In 2006, the then-65-year-old entrepreneur ran Universal Computer Systems, a Houston company he started in his living room more than three decades before, when he took over what was then a much larger competitor, Dayton-based Reynolds and Reynolds Co., in a $2.8 billion deal.
But he was indicted in 2020 in what was called the largest tax evasion case against an individual in the United States.
In their October 2020 indictment, prosecutors said a Brockman subsidiary, Dealer Computer Services Inc., borrowed $2.4 billion to finance the merger of Universal Computer Systems and Reynolds, paving the way to his ownership of the local company.
Prosecutors presented a portrait of Brockman of operating a secret web of Caribbean business entities to conceal $2 billion in investment income, evading taxes on the income.
“The allegations made by the Department of Justice focus on activities Robert Brockman engaged in outside of his professional responsibilities with Reynolds & Reynolds,” a spokesperson for Reynolds and Reynolds said in 2020. “The company is not alleged to have engaged in any wrongdoing, and we are confident in the integrity and strength of our business.”

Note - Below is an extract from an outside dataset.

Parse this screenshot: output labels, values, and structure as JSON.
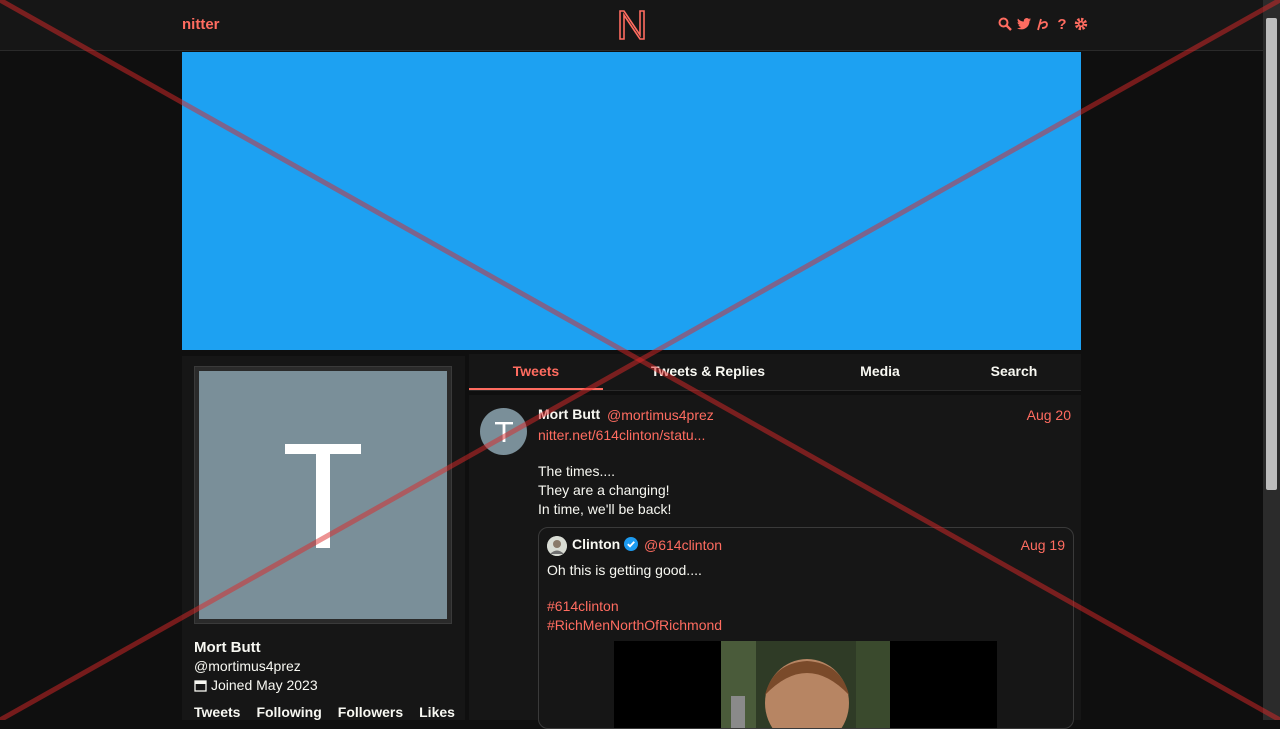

On Monday, the company released a statement saying in part: “Bob played an important role for many years, growing the company to be one of the world’s top dealer services providers it is today. We are grateful for his leadership and the considerable time and energy he dedicated to building Reynolds & Reynolds over the years. Our thoughts and prayers are with his family during this time.”
The company did not respond to questions about its current headcount at its Miami Valley Research Park campus or how its ownership structure might change in the wake of Brockman’s death.
Court filings in the case against Brockman indicate that Reynolds & Reynolds is owned by a trust.
In 2020, Bloomberg reported that Swiss prosecutors froze more than $1 billion in bank accounts belonging to Brockman.
More recently, prosecutors and defense attorneys argued about whether Brockman was competent to participate in his defense. A federal judge in Texas ruled him competent to stand trial in May, and a trial was scheduled for early 2023.
Questions about the case were sent to the Department of Justice Monday.